Manual Handling also includes any activity
involving repetitive and/or forceful movements (e.g. keying data into a computer; using a screwdriver)
and any activity where the person must maintain constrained or awkward postures
Working at arms length from the body is hazardous Using hand tools in awkward posture is hazardous
Bending into storages on the ground is bad for your back Exerting high force above shoulder height increases the risk of injury
Bending and lifting is hazardous for your back Pushing objects in awkward posture is bad for your back
Examples Of Manual Handling Activities Include:
Manual Handling injuries are
the single biggest group of injuries .
More workers receive injuries from Manual Handling than any other category of injury.

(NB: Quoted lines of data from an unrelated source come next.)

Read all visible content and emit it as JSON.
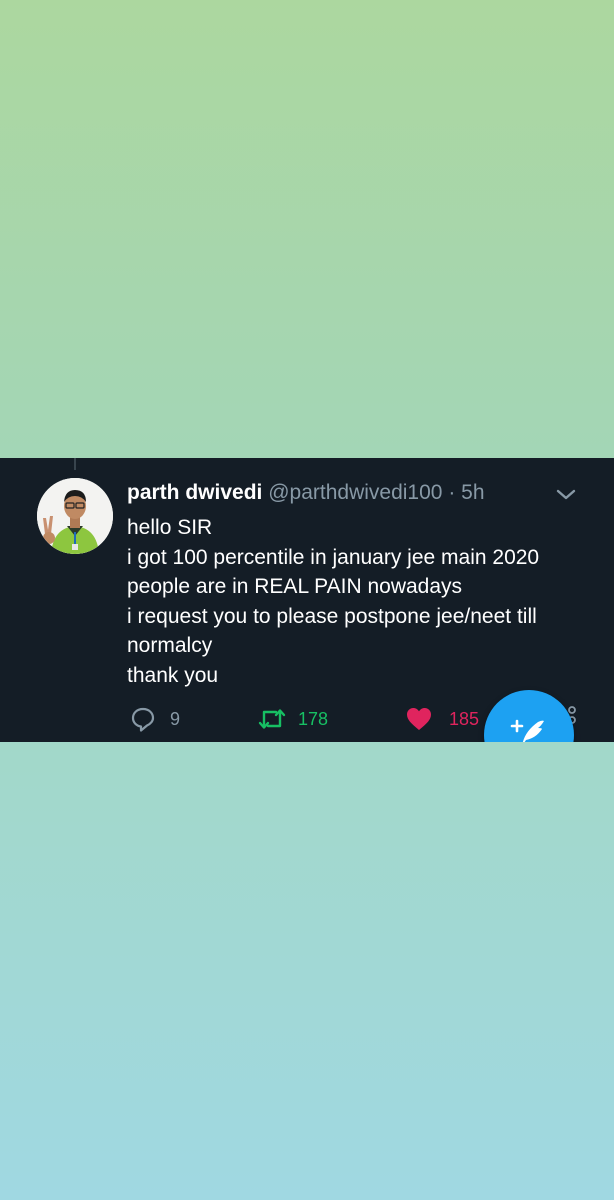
{
  "tweet": {
    "display_name": "parth dwivedi",
    "handle": "@parthdwivedi100",
    "separator": "·",
    "time": "5h",
    "lines": [
      "hello SIR",
      "i got 100 percentile in january jee main 2020",
      "people are in REAL PAIN nowadays",
      "i request you to please postpone jee/neet till",
      "normalcy",
      "thank you"
    ],
    "actions": {
      "replies": "9",
      "retweets": "178",
      "likes": "185"
    }
  },
  "colors": {
    "card_background": "#141d26",
    "secondary_text": "#8899a6",
    "retweet_green": "#17bf63",
    "like_red": "#e0245e",
    "fab_blue": "#1da1f2"
  },
  "icons": {
    "reply": "reply-icon",
    "retweet": "retweet-icon",
    "like": "heart-icon",
    "more": "chevron-down-icon",
    "compose": "compose-tweet-icon",
    "share": "share-icon"
  }
}
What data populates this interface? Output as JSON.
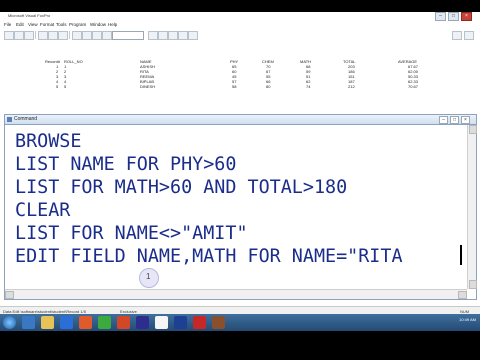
{
  "app": {
    "title": "Microsoft Visual FoxPro"
  },
  "menu": [
    "File",
    "Edit",
    "View",
    "Format",
    "Tools",
    "Program",
    "Window",
    "Help"
  ],
  "table": {
    "headers": [
      "Record#",
      "ROLL_NO",
      "NAME",
      "PHY",
      "CHEM",
      "MATH",
      "TOTAL",
      "AVERAGE"
    ],
    "rows": [
      [
        "1",
        "1",
        "ASHISH",
        "65",
        "70",
        "68",
        "203",
        "67.67"
      ],
      [
        "2",
        "2",
        "RITA",
        "60",
        "67",
        "59",
        "186",
        "62.00"
      ],
      [
        "3",
        "3",
        "REEMA",
        "45",
        "55",
        "51",
        "151",
        "50.33"
      ],
      [
        "4",
        "4",
        "BIPLAB",
        "57",
        "66",
        "62",
        "187",
        "62.33"
      ],
      [
        "5",
        "5",
        "DINESH",
        "58",
        "80",
        "74",
        "212",
        "70.67"
      ]
    ]
  },
  "command_window": {
    "title": "Command",
    "lines": [
      "BROWSE",
      "LIST NAME FOR PHY>60",
      "LIST FOR MATH>60 AND TOTAL>180",
      "CLEAR",
      "LIST FOR NAME<>\"AMIT\"",
      "EDIT FIELD NAME,MATH FOR NAME=\"RITA"
    ]
  },
  "click_marker": "1",
  "status": {
    "left": "Data Edit  \\software\\student\\student\\Record 1/5",
    "mid": "Exclusive",
    "right": "NUM"
  },
  "taskbar": {
    "clock": "10:49 AM"
  },
  "colors": {
    "code_text": "#1b2d8a",
    "taskbar": "#2f5c8a"
  }
}
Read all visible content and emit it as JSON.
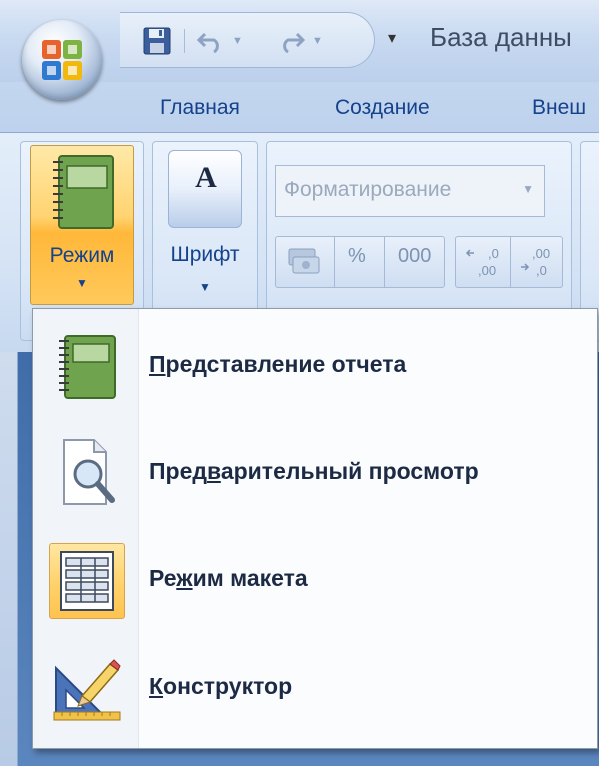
{
  "window": {
    "title": "База данны"
  },
  "tabs": [
    {
      "label": "Главная"
    },
    {
      "label": "Создание"
    },
    {
      "label": "Внеш"
    }
  ],
  "ribbon": {
    "mode_button": {
      "label": "Режим",
      "icon": "report-notebook-icon"
    },
    "font_button": {
      "label": "Шрифт",
      "icon": "font-a-icon"
    },
    "formatting_combo": {
      "value": "Форматирование"
    },
    "number_buttons": [
      "%",
      "000"
    ]
  },
  "menu": {
    "items": [
      {
        "label": "Представление отчета",
        "icon": "report-view-icon",
        "accel_index": 0,
        "active": false
      },
      {
        "label": "Предварительный просмотр",
        "icon": "print-preview-icon",
        "accel_index": 4,
        "active": false
      },
      {
        "label": "Режим макета",
        "icon": "layout-view-icon",
        "accel_index": 2,
        "active": true
      },
      {
        "label": "Конструктор",
        "icon": "design-view-icon",
        "accel_index": 0,
        "active": false
      }
    ]
  },
  "colors": {
    "accent_orange": "#ffc34f",
    "tab_text": "#15428b",
    "ribbon_bg": "#dae7f7"
  }
}
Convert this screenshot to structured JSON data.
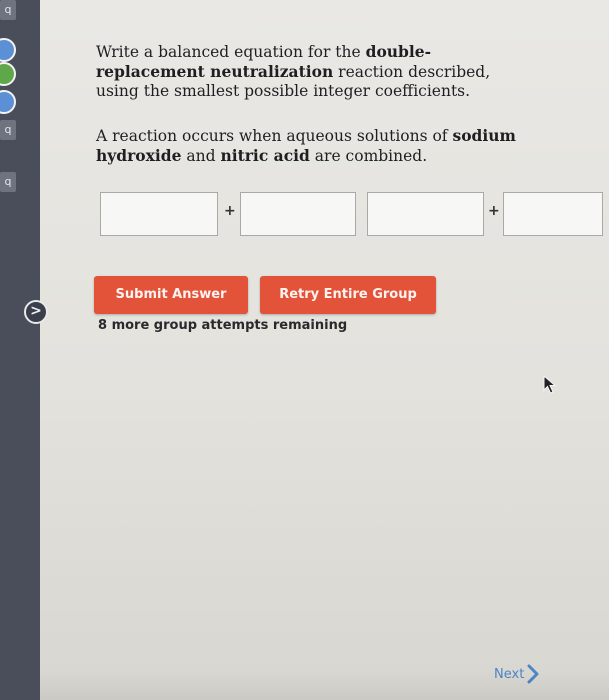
{
  "sidebar": {
    "badges": [
      "q",
      "q",
      "q"
    ],
    "next_arrow_label": ">"
  },
  "question": {
    "prompt_part1": "Write a balanced equation for the ",
    "prompt_bold1": "double-replacement neutralization",
    "prompt_part2": " reaction described, using the smallest possible integer coefficients.",
    "scenario_part1": "A reaction occurs when aqueous solutions of ",
    "scenario_bold1": "sodium hydroxide",
    "scenario_part2": " and ",
    "scenario_bold2": "nitric acid",
    "scenario_part3": " are combined."
  },
  "equation": {
    "plus_sign": "+",
    "boxes": [
      "",
      "",
      "",
      ""
    ]
  },
  "actions": {
    "submit_label": "Submit Answer",
    "retry_label": "Retry Entire Group",
    "attempts_text": "8 more group attempts remaining"
  },
  "footer": {
    "next_label": "Next"
  },
  "colors": {
    "button": "#e2533a",
    "sidebar": "#4a4e5a",
    "link": "#4c86c6"
  }
}
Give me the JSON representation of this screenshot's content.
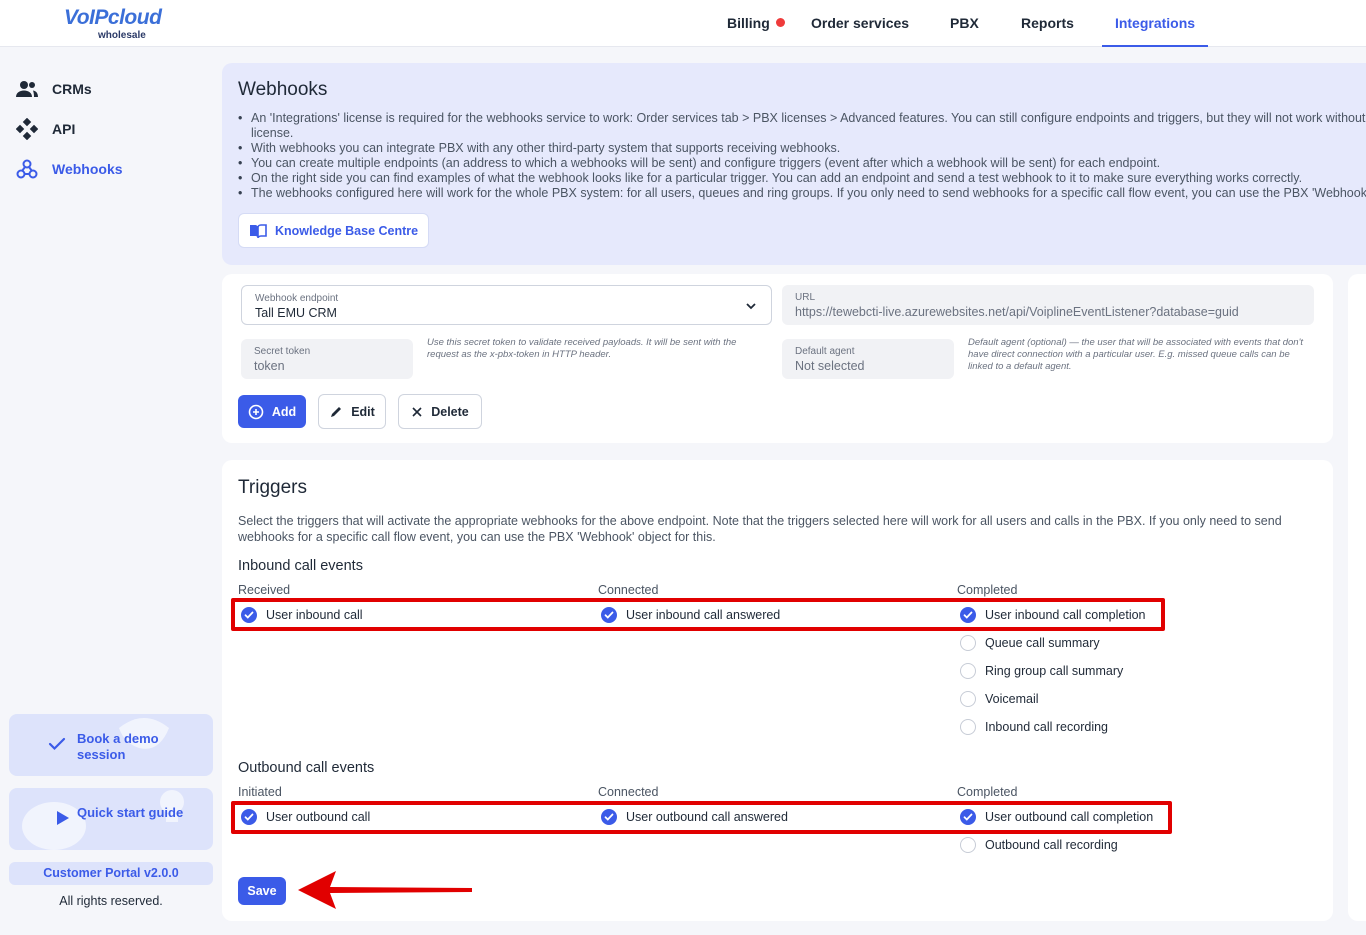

Manual Handling injuries affect workers of any age.
Young men, 18-25yrs, most common injury is from lifting or being struck by moving objects.
Manual Handling Injury Stats. Source: Worker’s Compensation Statistical Reports: 1998/99 – 2001/02, 1999/00 – 2002/03 In the period March 2006 to April 2007 there were a total of 105 workplace injuries at Ausdrill out of theses 75 were classed as Manual Handling or 71.5% State Based Stats 93.8 days 4.7 Females 81.0 days 5.6 Males Duration (average no. of days lost) Frequency (no. of lost time injuries per million hours worked)
There is no specified weight limit for an individual lift.
It is up to the individual to assess the weight and decide whether it is safe to lift
Manual Handling Injuries May Result From:
gradual wear and tear caused by frequent or prolonged periods of Manual Handling activity (e.g. a storeperson continually handling stock between deliveries);
sudden damage caused by intense or strenuous Manual Handling or awkward lifts (e.g. A labourer lifting a compactor or a mechanic/engineer lifting heavy metal to be machined
direct trauma caused by unexpected events (e.g. a storeperson walking on uneven ground carrying a large heavy carton, trips and falls, poor housekeeping).
Experience has shown most Manual Handling injuries are associated with day to day tasks.
Very often there is no ‘accident’ (sudden or unexpected event) associated with the injury.
The person may not feel pain until several hours after the injury occurs.
Injuries from Manual Handling
Conditions known as:
RSI repetitive strain disorder
OOS occupational overuse syndrome
Soft tissue damage injuries, strains & sprains,
MSD muscular-skeletal-disorder. Damage to soft or bony material.
See thru view of lumber back pain
Manual Handling Injuries Occur In Many Areas Of The Body
Common Injury Site Is The Spine Picture showing spine and different areas The most common site of injury in the spine is the lower back between L4/5 and L5/S1.